Police guard a property in Papatoetoe after it was shot at (Photo: RNZ/Marika Khabazi)
Police guard a property in Papatoetoe after it was shot at (Photo: RNZ/Marika Khabazi)

The BulletinMay 26, 2022

Gun control, here and abroad

Police guard a property in Papatoetoe after it was shot at (Photo: RNZ/Marika Khabazi)
Police guard a property in Papatoetoe after it was shot at (Photo: RNZ/Marika Khabazi)

The PM rightly received applause for our ban on semi-automatic weapons yesterday. Back home, police did not answer a question about gangs stockpiling guns, writes Anna Rawhiti-Connell in the Bulletin.

 

Prime minister responds to shooting in US

Yesterday afternoon the prime minister appeared on The Late Show with Stephen Colbert. In the wake of mass shooting in Uvalde, Texas where 19 children were killed, Colbert asked how we had managed to ban semi-automatic weapons so quickly after the Christchurch mosque shootings. Ardern’s response received applause from the audience. As it should. I simply can not put into words how difficult I find the situation in the US to comprehend. There is the magnitude of tragedy and then there is the sense that it will never stop in a country utterly paralysed by the gun lobby.

Police did not answer question about how gangs here continue to stockpile arms  

A few hours before Ardern’s appearance, police superintendent Jill Rogers fronted a press conference here to address the spate of gang-related shootings in Auckland. Asked how the gangs were continuing to stockpile arms, Rogers did not answer. Now, there is a chasm between what has happened in the US and what has happened here, just as there is in our laws and culture around guns and gun control. That we quickly and seemingly simply enacted legislation to ban semi-automatic weapons is absolutely incredible to people in America. On the other hand, the recent shootings here raise questions about guns in our own community.
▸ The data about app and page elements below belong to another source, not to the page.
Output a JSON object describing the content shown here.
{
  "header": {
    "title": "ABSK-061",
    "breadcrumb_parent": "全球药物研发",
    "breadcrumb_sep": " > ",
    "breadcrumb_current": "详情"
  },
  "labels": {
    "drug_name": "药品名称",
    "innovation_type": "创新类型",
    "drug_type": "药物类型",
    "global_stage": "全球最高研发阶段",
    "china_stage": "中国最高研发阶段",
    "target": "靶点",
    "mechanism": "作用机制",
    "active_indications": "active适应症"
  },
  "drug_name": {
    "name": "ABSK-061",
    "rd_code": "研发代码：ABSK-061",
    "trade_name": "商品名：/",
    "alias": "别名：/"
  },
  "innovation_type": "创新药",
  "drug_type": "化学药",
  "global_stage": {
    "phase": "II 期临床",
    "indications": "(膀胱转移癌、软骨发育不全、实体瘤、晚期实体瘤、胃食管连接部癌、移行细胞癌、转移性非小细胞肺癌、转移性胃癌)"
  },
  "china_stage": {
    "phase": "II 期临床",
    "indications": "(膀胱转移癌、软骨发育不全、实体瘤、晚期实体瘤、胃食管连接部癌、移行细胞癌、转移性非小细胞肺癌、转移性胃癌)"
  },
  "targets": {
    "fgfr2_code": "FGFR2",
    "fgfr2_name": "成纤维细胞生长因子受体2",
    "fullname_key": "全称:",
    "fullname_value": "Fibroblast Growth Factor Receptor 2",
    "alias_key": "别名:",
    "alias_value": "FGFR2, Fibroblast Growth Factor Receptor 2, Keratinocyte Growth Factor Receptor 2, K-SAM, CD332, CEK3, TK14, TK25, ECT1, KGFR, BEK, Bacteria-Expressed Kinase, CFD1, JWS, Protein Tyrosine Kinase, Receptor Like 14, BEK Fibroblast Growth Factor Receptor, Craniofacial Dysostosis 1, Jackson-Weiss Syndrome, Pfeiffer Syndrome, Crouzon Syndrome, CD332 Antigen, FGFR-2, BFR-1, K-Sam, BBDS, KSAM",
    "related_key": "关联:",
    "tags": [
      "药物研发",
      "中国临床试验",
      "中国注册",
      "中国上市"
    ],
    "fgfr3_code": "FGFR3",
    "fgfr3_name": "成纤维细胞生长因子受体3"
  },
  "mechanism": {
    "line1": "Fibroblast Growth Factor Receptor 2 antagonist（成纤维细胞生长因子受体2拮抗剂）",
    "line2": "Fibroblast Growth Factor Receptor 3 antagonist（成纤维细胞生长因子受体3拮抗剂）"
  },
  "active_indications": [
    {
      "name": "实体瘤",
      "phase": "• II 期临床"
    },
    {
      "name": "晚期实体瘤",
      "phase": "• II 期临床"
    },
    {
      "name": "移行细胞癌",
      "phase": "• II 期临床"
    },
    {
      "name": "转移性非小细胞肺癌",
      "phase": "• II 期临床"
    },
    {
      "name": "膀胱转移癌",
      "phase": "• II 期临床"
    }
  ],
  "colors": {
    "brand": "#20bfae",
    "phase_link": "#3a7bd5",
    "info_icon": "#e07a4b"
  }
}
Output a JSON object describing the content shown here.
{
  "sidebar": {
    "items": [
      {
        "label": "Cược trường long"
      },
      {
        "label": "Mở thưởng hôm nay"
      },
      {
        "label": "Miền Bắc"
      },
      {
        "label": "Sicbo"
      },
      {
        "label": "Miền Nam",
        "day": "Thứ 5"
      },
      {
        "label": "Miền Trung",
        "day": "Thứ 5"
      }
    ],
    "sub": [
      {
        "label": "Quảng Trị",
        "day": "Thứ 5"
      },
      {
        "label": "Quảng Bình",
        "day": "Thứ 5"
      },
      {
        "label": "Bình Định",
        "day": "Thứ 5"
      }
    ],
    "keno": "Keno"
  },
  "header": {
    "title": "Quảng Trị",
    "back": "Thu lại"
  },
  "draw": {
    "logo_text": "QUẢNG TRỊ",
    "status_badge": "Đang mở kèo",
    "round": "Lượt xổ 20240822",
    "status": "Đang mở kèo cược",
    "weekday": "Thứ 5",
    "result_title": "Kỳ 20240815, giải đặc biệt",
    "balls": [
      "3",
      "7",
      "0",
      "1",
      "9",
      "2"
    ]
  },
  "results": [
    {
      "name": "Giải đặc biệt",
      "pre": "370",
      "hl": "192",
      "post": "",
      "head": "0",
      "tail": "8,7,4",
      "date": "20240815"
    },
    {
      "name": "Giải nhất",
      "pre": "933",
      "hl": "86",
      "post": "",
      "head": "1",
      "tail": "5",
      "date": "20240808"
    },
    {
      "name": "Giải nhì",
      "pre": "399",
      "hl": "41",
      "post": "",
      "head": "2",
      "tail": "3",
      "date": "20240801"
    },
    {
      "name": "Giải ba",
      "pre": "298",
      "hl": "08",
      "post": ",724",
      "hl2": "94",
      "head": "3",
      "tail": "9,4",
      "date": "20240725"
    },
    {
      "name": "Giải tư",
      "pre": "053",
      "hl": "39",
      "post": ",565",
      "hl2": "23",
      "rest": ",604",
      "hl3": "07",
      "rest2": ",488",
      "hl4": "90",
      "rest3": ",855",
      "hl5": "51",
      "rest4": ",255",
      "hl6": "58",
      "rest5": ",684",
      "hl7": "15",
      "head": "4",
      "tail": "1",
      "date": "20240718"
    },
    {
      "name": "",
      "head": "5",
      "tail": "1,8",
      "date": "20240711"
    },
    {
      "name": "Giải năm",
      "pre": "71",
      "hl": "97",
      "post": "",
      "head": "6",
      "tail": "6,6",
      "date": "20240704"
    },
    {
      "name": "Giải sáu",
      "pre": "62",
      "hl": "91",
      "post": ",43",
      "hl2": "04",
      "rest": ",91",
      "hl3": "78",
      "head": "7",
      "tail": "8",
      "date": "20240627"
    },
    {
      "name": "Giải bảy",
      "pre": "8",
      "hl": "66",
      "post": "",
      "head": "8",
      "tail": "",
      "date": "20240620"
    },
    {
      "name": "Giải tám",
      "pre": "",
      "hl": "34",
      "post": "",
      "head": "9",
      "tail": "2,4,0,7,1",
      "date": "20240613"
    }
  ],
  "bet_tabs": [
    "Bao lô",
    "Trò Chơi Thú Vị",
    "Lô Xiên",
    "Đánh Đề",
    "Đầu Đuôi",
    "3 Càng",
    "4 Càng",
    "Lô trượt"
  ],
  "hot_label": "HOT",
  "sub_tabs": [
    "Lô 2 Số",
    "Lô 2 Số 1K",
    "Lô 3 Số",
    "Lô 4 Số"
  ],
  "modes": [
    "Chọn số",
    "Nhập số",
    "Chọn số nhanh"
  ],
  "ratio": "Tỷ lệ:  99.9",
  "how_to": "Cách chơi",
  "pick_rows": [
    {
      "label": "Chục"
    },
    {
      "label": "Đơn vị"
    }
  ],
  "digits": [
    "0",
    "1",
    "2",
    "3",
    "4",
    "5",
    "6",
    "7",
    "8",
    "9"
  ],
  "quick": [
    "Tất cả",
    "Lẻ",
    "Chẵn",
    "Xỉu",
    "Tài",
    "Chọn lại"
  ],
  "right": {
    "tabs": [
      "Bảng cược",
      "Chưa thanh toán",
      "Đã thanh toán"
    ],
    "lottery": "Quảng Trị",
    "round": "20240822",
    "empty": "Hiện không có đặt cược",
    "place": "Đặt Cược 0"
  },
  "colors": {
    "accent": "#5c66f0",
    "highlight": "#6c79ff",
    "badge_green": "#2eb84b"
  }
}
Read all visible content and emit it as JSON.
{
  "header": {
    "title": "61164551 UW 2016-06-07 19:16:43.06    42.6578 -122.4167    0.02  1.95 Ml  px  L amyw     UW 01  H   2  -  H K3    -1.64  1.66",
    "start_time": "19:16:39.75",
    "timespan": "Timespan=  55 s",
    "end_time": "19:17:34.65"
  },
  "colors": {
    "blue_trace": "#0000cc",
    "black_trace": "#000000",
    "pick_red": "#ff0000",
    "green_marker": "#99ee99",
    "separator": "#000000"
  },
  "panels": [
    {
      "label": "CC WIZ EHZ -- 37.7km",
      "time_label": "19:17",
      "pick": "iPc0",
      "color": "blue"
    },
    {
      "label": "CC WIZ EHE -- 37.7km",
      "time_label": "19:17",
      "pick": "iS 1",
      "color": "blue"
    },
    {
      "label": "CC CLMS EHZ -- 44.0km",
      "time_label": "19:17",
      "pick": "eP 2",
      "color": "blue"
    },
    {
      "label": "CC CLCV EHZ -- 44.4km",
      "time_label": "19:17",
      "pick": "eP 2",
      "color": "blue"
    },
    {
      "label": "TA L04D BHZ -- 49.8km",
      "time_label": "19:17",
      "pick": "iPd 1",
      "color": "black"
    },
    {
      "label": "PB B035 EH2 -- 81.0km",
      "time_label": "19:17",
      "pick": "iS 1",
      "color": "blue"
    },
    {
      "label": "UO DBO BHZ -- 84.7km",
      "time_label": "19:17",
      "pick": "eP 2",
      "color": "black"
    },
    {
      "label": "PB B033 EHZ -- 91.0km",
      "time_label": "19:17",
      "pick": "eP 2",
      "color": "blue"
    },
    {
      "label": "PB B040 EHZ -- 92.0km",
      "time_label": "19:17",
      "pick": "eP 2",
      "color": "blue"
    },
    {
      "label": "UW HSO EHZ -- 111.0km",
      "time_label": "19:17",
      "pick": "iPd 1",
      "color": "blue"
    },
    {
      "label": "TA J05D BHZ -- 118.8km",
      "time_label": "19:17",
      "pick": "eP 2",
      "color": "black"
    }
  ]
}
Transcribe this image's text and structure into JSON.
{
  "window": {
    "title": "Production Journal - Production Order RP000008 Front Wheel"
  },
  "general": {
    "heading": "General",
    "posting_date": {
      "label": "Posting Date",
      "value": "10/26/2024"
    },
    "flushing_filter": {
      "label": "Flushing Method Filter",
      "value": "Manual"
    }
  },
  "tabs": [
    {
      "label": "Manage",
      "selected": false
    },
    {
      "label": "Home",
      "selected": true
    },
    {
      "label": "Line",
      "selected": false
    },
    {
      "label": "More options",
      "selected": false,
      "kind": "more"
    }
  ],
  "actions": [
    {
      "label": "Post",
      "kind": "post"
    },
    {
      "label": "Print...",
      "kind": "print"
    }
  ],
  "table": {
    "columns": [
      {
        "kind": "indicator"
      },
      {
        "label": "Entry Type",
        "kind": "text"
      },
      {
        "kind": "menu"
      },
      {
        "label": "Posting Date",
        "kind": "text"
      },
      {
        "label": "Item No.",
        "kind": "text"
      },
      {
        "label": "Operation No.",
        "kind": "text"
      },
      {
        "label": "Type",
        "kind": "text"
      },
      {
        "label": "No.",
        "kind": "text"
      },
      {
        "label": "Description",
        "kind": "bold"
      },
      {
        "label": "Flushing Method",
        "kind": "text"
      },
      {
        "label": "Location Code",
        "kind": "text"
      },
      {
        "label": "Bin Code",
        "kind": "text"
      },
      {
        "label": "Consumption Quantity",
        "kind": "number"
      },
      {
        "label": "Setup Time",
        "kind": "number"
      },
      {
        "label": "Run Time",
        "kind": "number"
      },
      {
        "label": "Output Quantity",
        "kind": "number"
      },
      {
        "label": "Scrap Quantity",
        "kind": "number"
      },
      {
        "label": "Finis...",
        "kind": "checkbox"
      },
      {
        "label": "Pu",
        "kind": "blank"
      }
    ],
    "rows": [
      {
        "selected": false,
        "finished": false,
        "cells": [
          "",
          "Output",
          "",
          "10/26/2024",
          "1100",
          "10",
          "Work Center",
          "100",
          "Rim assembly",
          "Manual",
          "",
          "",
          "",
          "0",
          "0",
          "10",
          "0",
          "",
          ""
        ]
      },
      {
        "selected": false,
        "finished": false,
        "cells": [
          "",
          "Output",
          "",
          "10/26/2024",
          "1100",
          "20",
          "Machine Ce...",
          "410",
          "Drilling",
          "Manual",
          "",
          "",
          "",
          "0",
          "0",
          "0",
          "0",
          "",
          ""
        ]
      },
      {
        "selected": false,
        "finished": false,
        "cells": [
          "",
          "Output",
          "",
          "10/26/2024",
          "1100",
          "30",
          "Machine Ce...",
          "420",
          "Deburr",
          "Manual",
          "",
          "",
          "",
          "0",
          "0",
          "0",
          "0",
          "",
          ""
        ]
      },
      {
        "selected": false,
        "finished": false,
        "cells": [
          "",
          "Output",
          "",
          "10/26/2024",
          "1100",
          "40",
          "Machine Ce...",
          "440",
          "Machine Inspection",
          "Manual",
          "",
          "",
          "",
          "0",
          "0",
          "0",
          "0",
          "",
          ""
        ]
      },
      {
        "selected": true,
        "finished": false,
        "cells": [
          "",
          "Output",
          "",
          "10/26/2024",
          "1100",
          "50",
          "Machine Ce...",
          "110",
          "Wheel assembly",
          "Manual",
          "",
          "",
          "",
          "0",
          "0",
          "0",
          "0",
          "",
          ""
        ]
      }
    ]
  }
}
We don’t currently know who owns guns in New Zealand

Jarrod Gilbert, sociologist and author of Patched: The history of gangs in New Zealand, told RNZ’s Morning Report yesterday morning that a firearms register is an absolute necessity to find out where firearms are going in New Zealand. Gilbert has also helmed research published recently that found laws to combat gangs have almost no impact. There was $210 million for a police firearm’s unit and register allocated in the budget this year. I feel extremely naive saying this but I was genuinely shocked when, at the announcement of the funding, police minister Poto Williams said we’ve had no idea who owns guns and how many they own for 30 years.

Luxon would ditch firearms register funding

In responding to the news of the shootings in Auckland, National Party leader Christopher Luxon bounced the ball back into the government’s court, saying it needs to stop being soft on crime. Speaking to the AM show yesterday he said he’d reallocate the $210 million for a firearms register into firearms prohibition orders that would give police search warrant powers to go after illegal guns. He also said the country needs a dedicated unit to deal with all gang-related crime. This naturally conjured the spectre of Strike Force Raptor, a proposal the National party floated in 2020 and then backed down on. Police have recently launched Operation Cobalt to tackle growing violence between gangs.

Want to read The Bulletin in full? Click here to subscribe and join over 36,000 New Zealanders who start each weekday with the biggest stories in politics, business, media and culture.  


The Bulletin is made possible by Z Energy, proudly supporting local news that matters.

 Check out how they’re delivering New Zealand an alternative fuel future.

Mad Chapman, Editor
Aotearoa continues to adapt to a new reality and The Spinoff is right there, sorting fact from fiction to bring you the latest updates and biggest stories. Help us continue this coverage, and so much more, by supporting The Spinoff Members.Madeleine Chapman, EditorJoin Members

Get The Spinoff
in your inbox